The destructive devices — metal tubes designed to fire 12-gauge shotgun shells — were intended to function as booby traps, according to a 24-page search warrant affidavit that lays out the government's case.
Winters and the River Otter Preppers "are preparing for an end-of-times event as prophesied by the Book of Revelations in the Bible which he believes will occur in the near future," the affidavit states, "which will require individuals to rely on themselves for food and protection from other individuals and the federal government."
Last October, Winters told an FBI undercover employee that he had spent $200,000 on his preparations and that he had buried 60 AR-15 firearms in four barrels in the ground, the record states. They toured the neighborhood, and Winters pointed out bunkers that he keeps on three east Hillsborough County properties, two on Williams Boulevard and one on Spring Road.
He talked about shooting government agents in the back, first snagging them with fishhooks that would pop out of air-pressured pipes mounted on the eaves of porches. "Winters will then shoot the agents while they are entangled in the hooks," Special Agent Ronald Monaco wrote in the affidavit.
An unidentified FBI employee spent months in talks with Winters and wrote that he also talked of shooting tanks of propane gas to kill government agents as they entered his property.
The indictments, kept secret until Monday, also name Michael Bonta, 49; Jason Swain, 33; Nicholas Hall, 23; James Beebe, 56; and Desiree Beebe, 23. Bonta, like Winters, was charged with crimes related to the homemade destructive devices. The others were charged with being felons in possession of firearms and making false statements.
Only Winters was still free late Monday. He fled in his vehicle when agents arrived, and he then disappeared into a wooded area, the FBI said.

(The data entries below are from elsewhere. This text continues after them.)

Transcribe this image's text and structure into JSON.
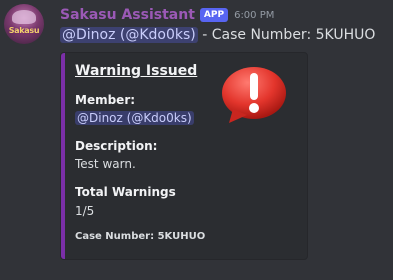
{
  "author": {
    "name": "Sakasu Assistant",
    "badge": "APP",
    "timestamp": "6:00 PM",
    "avatar_text": "Sakasu"
  },
  "message": {
    "mention": "@Dinoz (@Kdo0ks)",
    "text": " - Case Number: 5KUHUO"
  },
  "embed": {
    "accent_color": "#7b2fa8",
    "title": "Warning Issued",
    "thumbnail_icon": "red-exclamation-speech-bubble-icon",
    "fields": [
      {
        "name": "Member:",
        "value": "@Dinoz (@Kdo0ks)"
      },
      {
        "name": "Description:",
        "value": "Test warn."
      },
      {
        "name": "Total Warnings",
        "value": "1/5"
      }
    ],
    "footer": "Case Number: 5KUHUO"
  }
}
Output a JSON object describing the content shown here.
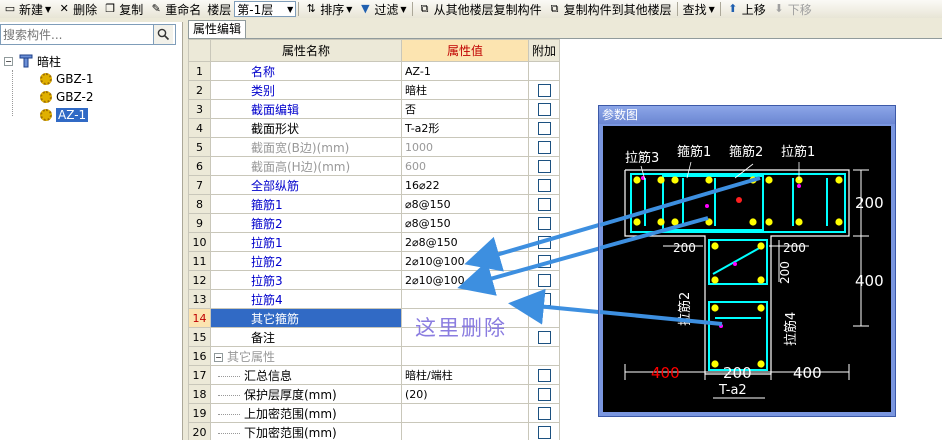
{
  "toolbar": {
    "new": "新建",
    "delete": "删除",
    "copy": "复制",
    "rename": "重命名",
    "floor_label": "楼层",
    "floor_value": "第-1层",
    "sort": "排序",
    "filter": "过滤",
    "copy_from_other": "从其他楼层复制构件",
    "copy_to_other": "复制构件到其他楼层",
    "find": "查找",
    "move_up": "上移",
    "move_down": "下移"
  },
  "left": {
    "search_placeholder": "搜索构件...",
    "tree_root": "暗柱",
    "tree_items": [
      "GBZ-1",
      "GBZ-2",
      "AZ-1"
    ]
  },
  "panel": {
    "tab": "属性编辑",
    "col_name": "属性名称",
    "col_value": "属性值",
    "col_extra": "附加"
  },
  "rows": [
    {
      "n": "1",
      "name": "名称",
      "value": "AZ-1"
    },
    {
      "n": "2",
      "name": "类别",
      "value": "暗柱"
    },
    {
      "n": "3",
      "name": "截面编辑",
      "value": "否"
    },
    {
      "n": "4",
      "name": "截面形状",
      "value": "T-a2形"
    },
    {
      "n": "5",
      "name": "截面宽(B边)(mm)",
      "value": "1000"
    },
    {
      "n": "6",
      "name": "截面高(H边)(mm)",
      "value": "600"
    },
    {
      "n": "7",
      "name": "全部纵筋",
      "value": "16⌀22"
    },
    {
      "n": "8",
      "name": "箍筋1",
      "value": "⌀8@150"
    },
    {
      "n": "9",
      "name": "箍筋2",
      "value": "⌀8@150"
    },
    {
      "n": "10",
      "name": "拉筋1",
      "value": "2⌀8@150"
    },
    {
      "n": "11",
      "name": "拉筋2",
      "value": "2⌀10@100"
    },
    {
      "n": "12",
      "name": "拉筋3",
      "value": "2⌀10@100"
    },
    {
      "n": "13",
      "name": "拉筋4",
      "value": ""
    },
    {
      "n": "14",
      "name": "其它箍筋",
      "value": ""
    },
    {
      "n": "15",
      "name": "备注",
      "value": ""
    },
    {
      "n": "16",
      "name": "其它属性",
      "value": ""
    },
    {
      "n": "17",
      "name": "汇总信息",
      "value": "暗柱/端柱"
    },
    {
      "n": "18",
      "name": "保护层厚度(mm)",
      "value": "(20)"
    },
    {
      "n": "19",
      "name": "上加密范围(mm)",
      "value": ""
    },
    {
      "n": "20",
      "name": "下加密范围(mm)",
      "value": ""
    }
  ],
  "annotation": "这里删除",
  "reference": {
    "title": "参数图",
    "labels": {
      "la3": "拉筋3",
      "gu1": "箍筋1",
      "gu2": "箍筋2",
      "la1": "拉筋1",
      "la2": "拉筋2",
      "la4": "拉筋4",
      "dim_200_right": "200",
      "dim_400_right": "400",
      "dim_200_mid": "200",
      "dim_200_mid2": "200",
      "dim_200_vert": "200",
      "dim_400_left": "400",
      "dim_200_bottom": "200",
      "dim_400_bottom": "400",
      "shape": "T-a2"
    },
    "colors": {
      "bar": "#00ffff",
      "stirrup": "#40e0e0",
      "rebar": "#ffff00",
      "dim": "#ffffff",
      "dim_red": "#ff0000",
      "tie_point": "#ff00ff",
      "arrow": "#3d8fe0"
    }
  }
}
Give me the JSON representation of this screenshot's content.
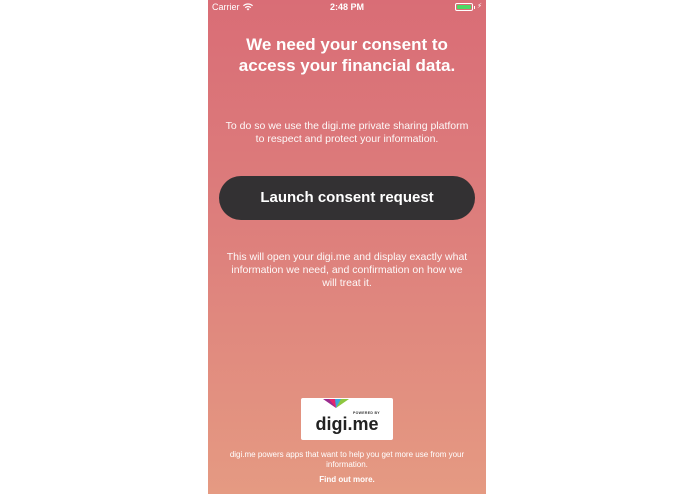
{
  "status_bar": {
    "carrier": "Carrier",
    "time": "2:48 PM",
    "battery_color": "#4cd964",
    "icons": [
      "wifi-icon",
      "battery-icon",
      "charging-bolt-icon"
    ]
  },
  "consent": {
    "headline": "We need your consent to access your financial data.",
    "subtext": "To do so we use the digi.me private sharing platform to respect and protect your information.",
    "button_label": "Launch consent request",
    "info_text": "This will open your digi.me and display exactly what information we need, and confirmation on how we will treat it."
  },
  "branding": {
    "powered_by": "POWERED BY",
    "wordmark": "digi.me",
    "footer_text": "digi.me powers apps that want to help you get more use from your information.",
    "link_label": "Find out more."
  },
  "colors": {
    "background_top": "#d96d76",
    "background_bottom": "#e59a82",
    "button": "#333133"
  }
}
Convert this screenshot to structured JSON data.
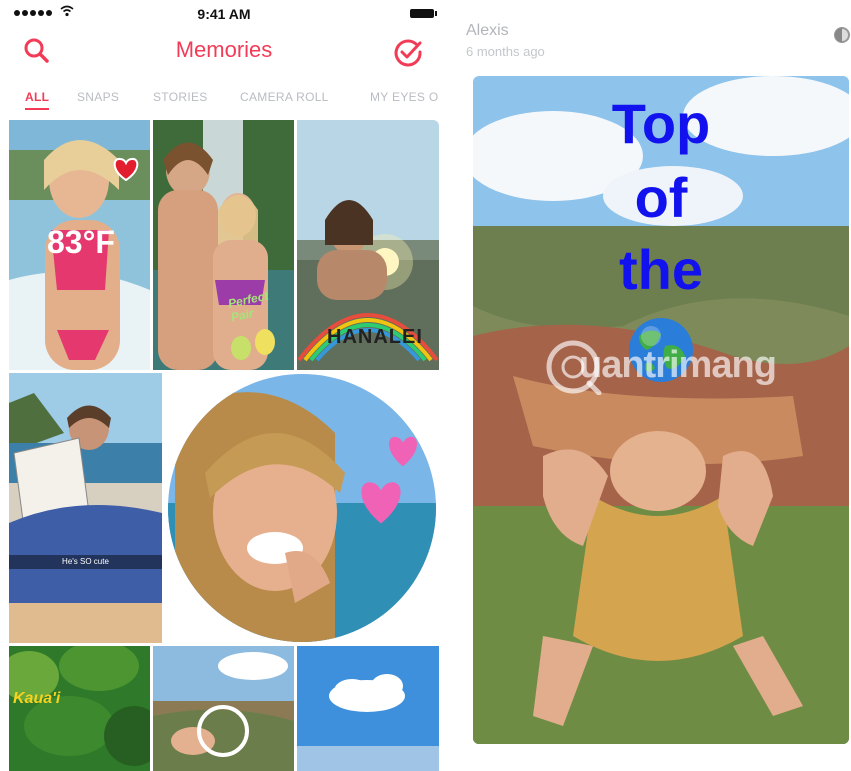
{
  "status_bar": {
    "time": "9:41 AM"
  },
  "header": {
    "title": "Memories"
  },
  "tabs": [
    {
      "label": "ALL",
      "active": true
    },
    {
      "label": "SNAPS",
      "active": false
    },
    {
      "label": "STORIES",
      "active": false
    },
    {
      "label": "CAMERA ROLL",
      "active": false
    },
    {
      "label": "MY EYES O",
      "active": false
    }
  ],
  "grid": {
    "tiles": [
      {
        "name": "beach-selfie-snap",
        "overlay_text": "83°F"
      },
      {
        "name": "waterfall-couple-snap",
        "sticker_text": "Perfect Pair"
      },
      {
        "name": "surfer-snap",
        "sticker_text": "HANALEI"
      },
      {
        "name": "reading-snap",
        "caption": "He's SO cute"
      },
      {
        "name": "smiling-girl-story"
      },
      {
        "name": "jungle-snap",
        "sticker_text": "Kaua'i"
      },
      {
        "name": "canyon-hands-snap"
      },
      {
        "name": "sky-snap"
      }
    ]
  },
  "viewer": {
    "user_name": "Alexis",
    "time_ago": "6 months ago",
    "caption_lines": [
      "Top",
      "of",
      "the"
    ],
    "caption_emoji": "globe-emoji",
    "watermark": "uantrimang"
  },
  "colors": {
    "accent": "#f23c57",
    "tab_inactive": "#b9bcc2",
    "caption_blue": "#1212ee"
  }
}
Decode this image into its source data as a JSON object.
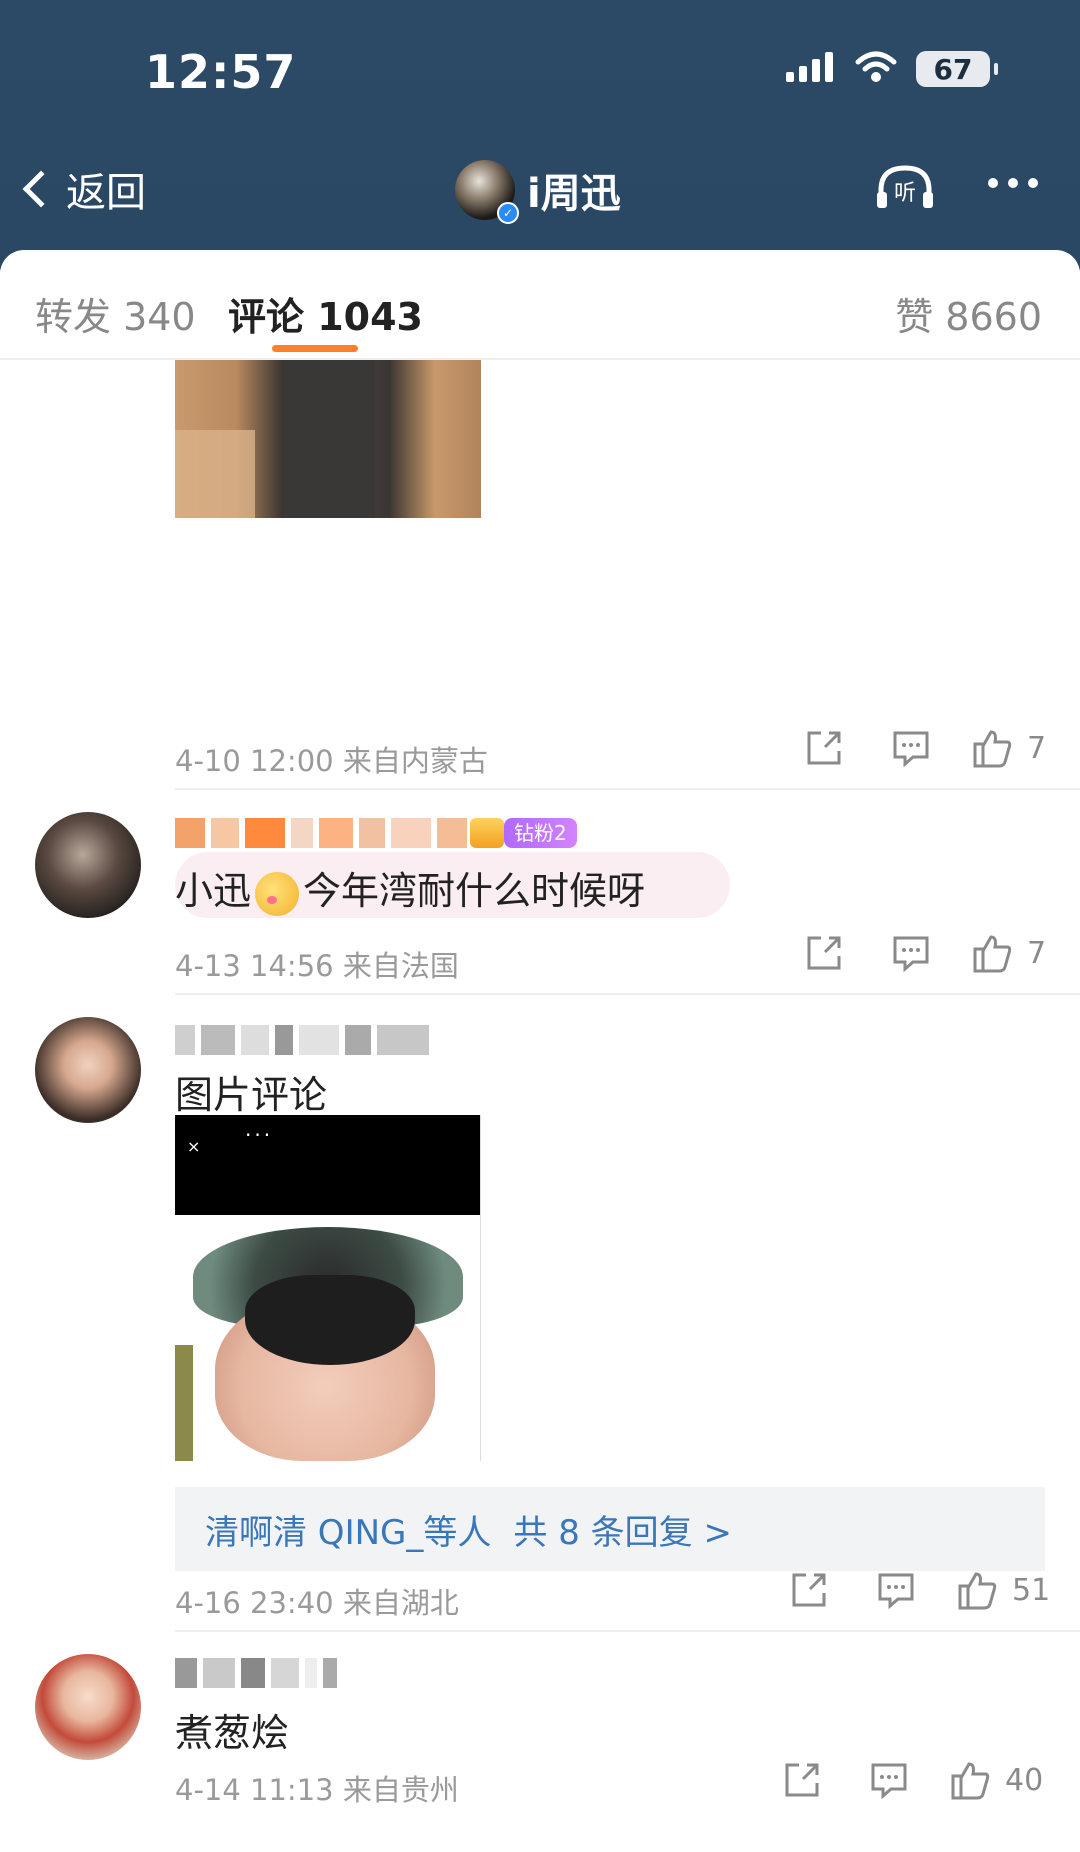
{
  "status_bar": {
    "time": "12:57",
    "battery": "67"
  },
  "nav": {
    "back_label": "返回",
    "title": "i周迅",
    "listen_label": "听"
  },
  "tabs": {
    "repost": "转发 340",
    "comments": "评论 1043",
    "likes": "赞 8660"
  },
  "comments": [
    {
      "meta": "4-10 12:00  来自内蒙古",
      "likes": "7"
    },
    {
      "badge": "钻粉2",
      "text_prefix": "小迅",
      "text_suffix": "今年湾耐什么时候呀",
      "meta": "4-13 14:56  来自法国",
      "likes": "7"
    },
    {
      "text": "图片评论",
      "replies_names": "清啊清 QING_等人",
      "replies_count": "共 8 条回复 >",
      "meta": "4-16 23:40  来自湖北",
      "likes": "51"
    },
    {
      "text": "煮葱烩",
      "meta": "4-14 11:13  来自贵州",
      "likes": "40"
    }
  ],
  "colors": {
    "header_bg": "#2c4a66",
    "accent_orange": "#ff7f2a",
    "link_blue": "#3a77b8"
  }
}
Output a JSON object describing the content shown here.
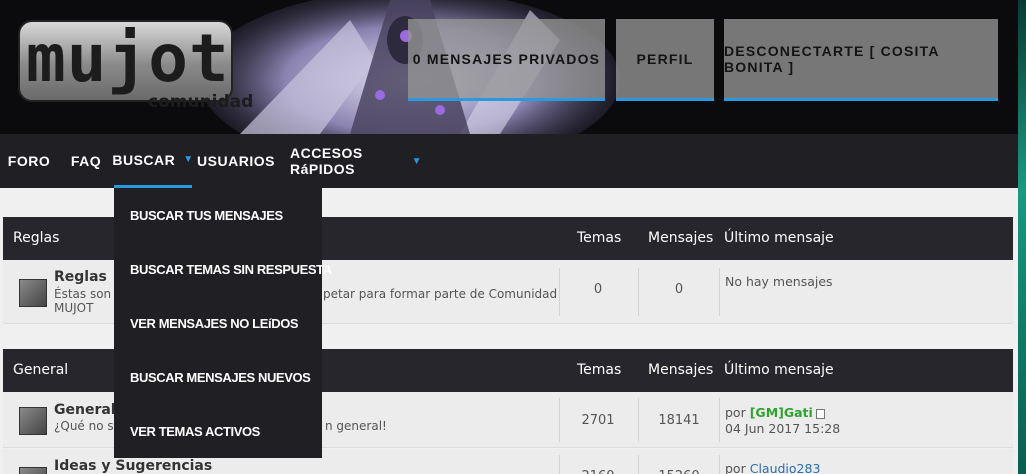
{
  "logo": {
    "main": "MUJOT",
    "sub": "comunidad"
  },
  "header": {
    "buttons": [
      {
        "label": "0 Mensajes privados"
      },
      {
        "label": "Perfil"
      },
      {
        "label": "Desconectarte [ Cosita Bonita ]"
      }
    ]
  },
  "nav": {
    "items": [
      {
        "label": "FORO"
      },
      {
        "label": "FAQ"
      },
      {
        "label": "BUSCAR"
      },
      {
        "label": "USUARIOS"
      },
      {
        "label": "ACCESOS RáPIDOS"
      }
    ],
    "active": "BUSCAR"
  },
  "dropdown": {
    "items": [
      {
        "label": "BUSCAR TUS MENSAJES"
      },
      {
        "label": "BUSCAR TEMAS SIN RESPUESTA"
      },
      {
        "label": "VER MENSAJES NO LEíDOS"
      },
      {
        "label": "BUSCAR MENSAJES NUEVOS"
      },
      {
        "label": "VER TEMAS ACTIVOS"
      }
    ]
  },
  "categories": [
    {
      "title": "Reglas",
      "col_temas": "Temas",
      "col_mensajes": "Mensajes",
      "col_ultimo": "Último mensaje",
      "forums": [
        {
          "name": "Reglas",
          "desc_left": "Éstas son",
          "desc_right": "petar para formar parte de Comunidad",
          "desc_line2": "MUJOT",
          "temas": "0",
          "mensajes": "0",
          "last_text": "No hay mensajes"
        }
      ]
    },
    {
      "title": "General",
      "col_temas": "Temas",
      "col_mensajes": "Mensajes",
      "col_ultimo": "Último mensaje",
      "forums": [
        {
          "name": "General",
          "desc_left": "¿Qué no s",
          "desc_right": "n general!",
          "temas": "2701",
          "mensajes": "18141",
          "last_by": "por",
          "last_user": "[GM]Gati",
          "last_date": "04 Jun 2017 15:28"
        },
        {
          "name": "Ideas y Sugerencias",
          "temas": "2160",
          "mensajes": "15260",
          "last_by": "por",
          "last_user": "Claudio283"
        }
      ]
    }
  ],
  "colors": {
    "accent": "#2a9ae0",
    "nav_bg": "#1f1f24",
    "header_bg": "#0b0b0e",
    "user_green": "#2fa22f",
    "user_blue": "#2a6db5"
  }
}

"We're hoping for a peaceful resolution to this," said FBI spokesman David Couvertier. "Nobody's looking to do him any harm."
In 2011, Winters was featured in a Tampa Bay Times story about a 130-foot flagpole he had erected on his 10-acre Valrico homestead. At the time, Winters said residents in his Williams Boulevard neighborhood supported the project and that many volunteered time and labor. He said he was motivated to complete the project out of respect for soldiers serving overseas.
"I did it because I have respect for the people who die for you," Winters said.
News researcher John Martin contributed to this report. Patty Ryan can be reached at (813) 226-3382 or email@example.com.